|Oct 17, 1988||AS||Assignment|
Owner name: ALCATEL NETWORK SYSTEMS CORP., A CORP. OF DE
Free format text: MERGER;ASSIGNORS:LYNCH COMMUNICATION SYSTEMS, INC.;CITCOM SYSTEMS, INC.;CITEREL HOLDINGS, INC.;AND OTHERS;REEL/FRAME:004998/0848
Effective date: 19880622
Owner name: ALCATEL NETWORK SYSTEMS CORP., TEXAS

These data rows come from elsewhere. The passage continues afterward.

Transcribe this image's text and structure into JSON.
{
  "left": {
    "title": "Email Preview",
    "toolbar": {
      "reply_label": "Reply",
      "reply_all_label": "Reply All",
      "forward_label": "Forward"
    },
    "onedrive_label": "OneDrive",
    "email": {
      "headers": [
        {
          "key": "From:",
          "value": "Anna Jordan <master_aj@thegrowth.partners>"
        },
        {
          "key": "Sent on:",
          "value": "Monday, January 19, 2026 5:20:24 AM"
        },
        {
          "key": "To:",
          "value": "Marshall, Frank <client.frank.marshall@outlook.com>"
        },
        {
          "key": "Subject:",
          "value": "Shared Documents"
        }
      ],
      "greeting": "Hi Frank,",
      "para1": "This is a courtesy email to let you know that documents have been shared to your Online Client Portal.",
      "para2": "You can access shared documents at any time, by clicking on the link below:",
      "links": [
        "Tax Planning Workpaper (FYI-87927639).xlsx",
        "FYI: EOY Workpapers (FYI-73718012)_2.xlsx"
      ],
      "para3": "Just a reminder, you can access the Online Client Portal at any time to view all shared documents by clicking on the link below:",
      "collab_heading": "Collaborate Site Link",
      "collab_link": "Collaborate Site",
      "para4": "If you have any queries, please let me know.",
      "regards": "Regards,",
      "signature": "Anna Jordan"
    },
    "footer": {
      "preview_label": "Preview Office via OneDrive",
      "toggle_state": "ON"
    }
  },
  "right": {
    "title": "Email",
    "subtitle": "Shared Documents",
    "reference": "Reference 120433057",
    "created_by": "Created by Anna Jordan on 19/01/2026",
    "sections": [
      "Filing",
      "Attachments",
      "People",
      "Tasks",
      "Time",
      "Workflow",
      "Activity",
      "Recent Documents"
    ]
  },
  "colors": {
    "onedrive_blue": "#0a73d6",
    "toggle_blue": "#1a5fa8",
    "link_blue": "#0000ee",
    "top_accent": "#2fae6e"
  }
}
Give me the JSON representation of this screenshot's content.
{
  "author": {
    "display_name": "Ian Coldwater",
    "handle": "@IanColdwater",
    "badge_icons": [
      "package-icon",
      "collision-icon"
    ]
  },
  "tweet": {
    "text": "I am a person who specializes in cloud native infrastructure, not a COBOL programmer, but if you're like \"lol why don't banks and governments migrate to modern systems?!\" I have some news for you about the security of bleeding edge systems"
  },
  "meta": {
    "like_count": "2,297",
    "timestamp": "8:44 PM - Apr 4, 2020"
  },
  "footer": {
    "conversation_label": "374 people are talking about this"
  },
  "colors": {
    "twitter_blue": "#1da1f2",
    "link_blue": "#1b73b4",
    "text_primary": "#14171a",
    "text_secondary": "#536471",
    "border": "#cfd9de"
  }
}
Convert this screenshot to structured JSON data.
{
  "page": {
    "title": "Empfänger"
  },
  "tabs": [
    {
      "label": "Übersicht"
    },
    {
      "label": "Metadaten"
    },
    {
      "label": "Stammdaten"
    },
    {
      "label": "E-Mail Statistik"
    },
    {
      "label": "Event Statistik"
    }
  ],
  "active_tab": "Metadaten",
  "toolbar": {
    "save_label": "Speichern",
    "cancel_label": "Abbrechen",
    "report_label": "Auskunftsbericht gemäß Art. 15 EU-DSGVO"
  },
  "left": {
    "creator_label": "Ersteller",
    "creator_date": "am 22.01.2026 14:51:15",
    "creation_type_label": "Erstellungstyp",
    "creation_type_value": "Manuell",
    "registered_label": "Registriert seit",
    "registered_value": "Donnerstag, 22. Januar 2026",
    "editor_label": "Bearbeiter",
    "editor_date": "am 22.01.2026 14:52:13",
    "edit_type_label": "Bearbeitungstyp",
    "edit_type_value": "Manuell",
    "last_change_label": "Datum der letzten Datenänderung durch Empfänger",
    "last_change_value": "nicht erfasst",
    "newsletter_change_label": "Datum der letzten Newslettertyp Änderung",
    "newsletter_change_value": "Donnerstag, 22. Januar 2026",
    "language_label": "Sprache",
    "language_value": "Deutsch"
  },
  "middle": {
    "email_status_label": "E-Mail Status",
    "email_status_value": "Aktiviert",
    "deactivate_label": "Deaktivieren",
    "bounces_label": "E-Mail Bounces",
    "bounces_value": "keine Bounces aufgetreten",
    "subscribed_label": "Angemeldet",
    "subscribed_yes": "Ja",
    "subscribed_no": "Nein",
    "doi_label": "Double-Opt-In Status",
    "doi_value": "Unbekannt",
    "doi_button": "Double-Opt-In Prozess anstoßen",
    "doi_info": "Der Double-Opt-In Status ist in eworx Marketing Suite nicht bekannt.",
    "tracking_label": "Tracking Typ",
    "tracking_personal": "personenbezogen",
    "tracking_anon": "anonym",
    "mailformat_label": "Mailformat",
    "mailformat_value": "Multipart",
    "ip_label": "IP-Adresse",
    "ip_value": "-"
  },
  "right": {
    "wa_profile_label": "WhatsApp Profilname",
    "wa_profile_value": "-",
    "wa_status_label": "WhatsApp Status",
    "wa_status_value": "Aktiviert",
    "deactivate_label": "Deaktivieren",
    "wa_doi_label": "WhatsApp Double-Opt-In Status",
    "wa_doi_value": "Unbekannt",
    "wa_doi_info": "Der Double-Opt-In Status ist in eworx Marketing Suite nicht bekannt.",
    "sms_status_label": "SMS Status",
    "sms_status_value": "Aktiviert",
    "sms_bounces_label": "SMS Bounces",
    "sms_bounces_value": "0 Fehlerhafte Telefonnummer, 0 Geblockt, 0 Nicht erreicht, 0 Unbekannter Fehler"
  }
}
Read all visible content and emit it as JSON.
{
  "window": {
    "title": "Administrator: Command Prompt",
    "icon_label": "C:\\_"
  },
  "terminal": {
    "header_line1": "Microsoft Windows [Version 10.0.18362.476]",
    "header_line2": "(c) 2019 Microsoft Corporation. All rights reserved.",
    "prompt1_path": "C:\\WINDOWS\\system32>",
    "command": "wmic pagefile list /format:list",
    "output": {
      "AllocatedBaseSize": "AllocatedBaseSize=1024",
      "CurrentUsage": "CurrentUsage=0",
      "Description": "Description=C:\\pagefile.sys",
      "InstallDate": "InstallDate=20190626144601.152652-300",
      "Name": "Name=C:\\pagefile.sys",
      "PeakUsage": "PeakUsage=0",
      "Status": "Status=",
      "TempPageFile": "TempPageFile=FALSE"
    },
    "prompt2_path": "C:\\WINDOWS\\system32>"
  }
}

Free format text: MERGER;ASSIGNORS:LYNCH COMMUNICATION SYSTEMS, INC.;CITCOM SYSTEMS, INC.;CITEREL HOLDINGS, INC.;AND OTHERS;REEL/FRAME:004998/0848
Effective date: 19880622
|Apr 6, 1992||AS||Assignment|
Owner name: ALCATEL NA NETWORK SYSTEMS CORP.
Free format text: CHANGE OF NAME;ASSIGNOR:ALCATEL NETWORK SYSTEMS CORP.;REEL/FRAME:006072/0412
Effective date: 19891214
Owner name: ALCATEL NETWORK SYSTEMS, INC., TEXAS
Free format text: MERGER;ASSIGNOR:ALCATEL NA NETWORK SYSTEMS CORP.;REEL/FRAME:006071/0470
Effective date: 19910924